[Data records]
======

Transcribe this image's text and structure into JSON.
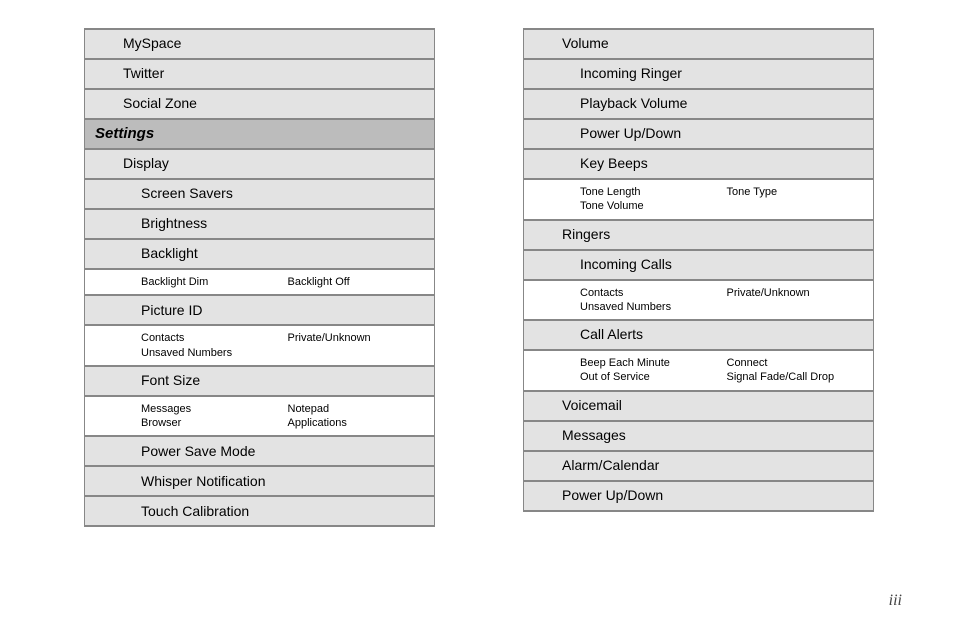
{
  "page_number": "iii",
  "left_column": [
    {
      "type": "lvl1",
      "text": "MySpace"
    },
    {
      "type": "lvl1",
      "text": "Twitter"
    },
    {
      "type": "lvl1",
      "text": "Social Zone"
    },
    {
      "type": "section",
      "text": "Settings"
    },
    {
      "type": "lvl1",
      "text": "Display"
    },
    {
      "type": "lvl2",
      "text": "Screen Savers"
    },
    {
      "type": "lvl2",
      "text": "Brightness"
    },
    {
      "type": "lvl2",
      "text": "Backlight"
    },
    {
      "type": "leaf",
      "left": [
        "Backlight Dim"
      ],
      "right": [
        "Backlight Off"
      ]
    },
    {
      "type": "lvl2",
      "text": "Picture ID"
    },
    {
      "type": "leaf",
      "left": [
        "Contacts",
        "Unsaved Numbers"
      ],
      "right": [
        "Private/Unknown"
      ]
    },
    {
      "type": "lvl2",
      "text": "Font Size"
    },
    {
      "type": "leaf",
      "left": [
        "Messages",
        "Browser"
      ],
      "right": [
        "Notepad",
        "Applications"
      ]
    },
    {
      "type": "lvl2",
      "text": "Power Save Mode"
    },
    {
      "type": "lvl2",
      "text": "Whisper Notification"
    },
    {
      "type": "lvl2",
      "text": "Touch Calibration"
    }
  ],
  "right_column": [
    {
      "type": "lvl1",
      "text": "Volume"
    },
    {
      "type": "lvl2",
      "text": "Incoming Ringer"
    },
    {
      "type": "lvl2",
      "text": "Playback Volume"
    },
    {
      "type": "lvl2",
      "text": "Power Up/Down"
    },
    {
      "type": "lvl2",
      "text": "Key Beeps"
    },
    {
      "type": "leaf",
      "left": [
        "Tone Length",
        "Tone Volume"
      ],
      "right": [
        "Tone Type"
      ]
    },
    {
      "type": "lvl1",
      "text": "Ringers"
    },
    {
      "type": "lvl2",
      "text": "Incoming Calls"
    },
    {
      "type": "leaf",
      "left": [
        "Contacts",
        "Unsaved Numbers"
      ],
      "right": [
        "Private/Unknown"
      ]
    },
    {
      "type": "lvl2",
      "text": "Call Alerts"
    },
    {
      "type": "leaf",
      "left": [
        "Beep Each Minute",
        "Out of Service"
      ],
      "right": [
        "Connect",
        "Signal Fade/Call Drop"
      ]
    },
    {
      "type": "lvl1",
      "text": "Voicemail"
    },
    {
      "type": "lvl1",
      "text": "Messages"
    },
    {
      "type": "lvl1",
      "text": "Alarm/Calendar"
    },
    {
      "type": "lvl1",
      "text": "Power Up/Down"
    }
  ]
}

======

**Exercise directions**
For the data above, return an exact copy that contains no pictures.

**Written response**
Transcribe this image's text and structure into JSON.
{
  "page_number": "iii",
  "left_column": [
    {
      "type": "lvl1",
      "text": "MySpace"
    },
    {
      "type": "lvl1",
      "text": "Twitter"
    },
    {
      "type": "lvl1",
      "text": "Social Zone"
    },
    {
      "type": "section",
      "text": "Settings"
    },
    {
      "type": "lvl1",
      "text": "Display"
    },
    {
      "type": "lvl2",
      "text": "Screen Savers"
    },
    {
      "type": "lvl2",
      "text": "Brightness"
    },
    {
      "type": "lvl2",
      "text": "Backlight"
    },
    {
      "type": "leaf",
      "left": [
        "Backlight Dim"
      ],
      "right": [
        "Backlight Off"
      ]
    },
    {
      "type": "lvl2",
      "text": "Picture ID"
    },
    {
      "type": "leaf",
      "left": [
        "Contacts",
        "Unsaved Numbers"
      ],
      "right": [
        "Private/Unknown"
      ]
    },
    {
      "type": "lvl2",
      "text": "Font Size"
    },
    {
      "type": "leaf",
      "left": [
        "Messages",
        "Browser"
      ],
      "right": [
        "Notepad",
        "Applications"
      ]
    },
    {
      "type": "lvl2",
      "text": "Power Save Mode"
    },
    {
      "type": "lvl2",
      "text": "Whisper Notification"
    },
    {
      "type": "lvl2",
      "text": "Touch Calibration"
    }
  ],
  "right_column": [
    {
      "type": "lvl1",
      "text": "Volume"
    },
    {
      "type": "lvl2",
      "text": "Incoming Ringer"
    },
    {
      "type": "lvl2",
      "text": "Playback Volume"
    },
    {
      "type": "lvl2",
      "text": "Power Up/Down"
    },
    {
      "type": "lvl2",
      "text": "Key Beeps"
    },
    {
      "type": "leaf",
      "left": [
        "Tone Length",
        "Tone Volume"
      ],
      "right": [
        "Tone Type"
      ]
    },
    {
      "type": "lvl1",
      "text": "Ringers"
    },
    {
      "type": "lvl2",
      "text": "Incoming Calls"
    },
    {
      "type": "leaf",
      "left": [
        "Contacts",
        "Unsaved Numbers"
      ],
      "right": [
        "Private/Unknown"
      ]
    },
    {
      "type": "lvl2",
      "text": "Call Alerts"
    },
    {
      "type": "leaf",
      "left": [
        "Beep Each Minute",
        "Out of Service"
      ],
      "right": [
        "Connect",
        "Signal Fade/Call Drop"
      ]
    },
    {
      "type": "lvl1",
      "text": "Voicemail"
    },
    {
      "type": "lvl1",
      "text": "Messages"
    },
    {
      "type": "lvl1",
      "text": "Alarm/Calendar"
    },
    {
      "type": "lvl1",
      "text": "Power Up/Down"
    }
  ]
}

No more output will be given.